## The task
Every line holding the string "label" should be copied out of the listing.

## Information given
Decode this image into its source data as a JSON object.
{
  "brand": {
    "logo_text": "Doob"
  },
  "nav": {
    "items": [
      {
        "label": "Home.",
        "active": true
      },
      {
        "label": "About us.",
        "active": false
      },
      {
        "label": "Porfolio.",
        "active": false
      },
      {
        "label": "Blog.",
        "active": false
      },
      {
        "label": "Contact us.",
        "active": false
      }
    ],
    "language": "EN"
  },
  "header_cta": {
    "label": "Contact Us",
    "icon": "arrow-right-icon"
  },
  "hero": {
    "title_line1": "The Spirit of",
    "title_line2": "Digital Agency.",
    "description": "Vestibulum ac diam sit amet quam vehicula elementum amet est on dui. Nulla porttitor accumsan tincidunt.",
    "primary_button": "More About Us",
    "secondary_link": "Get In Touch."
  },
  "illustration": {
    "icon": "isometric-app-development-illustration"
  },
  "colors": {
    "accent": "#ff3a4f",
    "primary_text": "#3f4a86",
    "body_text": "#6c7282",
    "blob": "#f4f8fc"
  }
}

## Response box
        "label": "Home.",
        "label": "About us.",
        "label": "Porfolio.",
        "label": "Blog.",
        "label": "Contact us.",
    "label": "Contact Us",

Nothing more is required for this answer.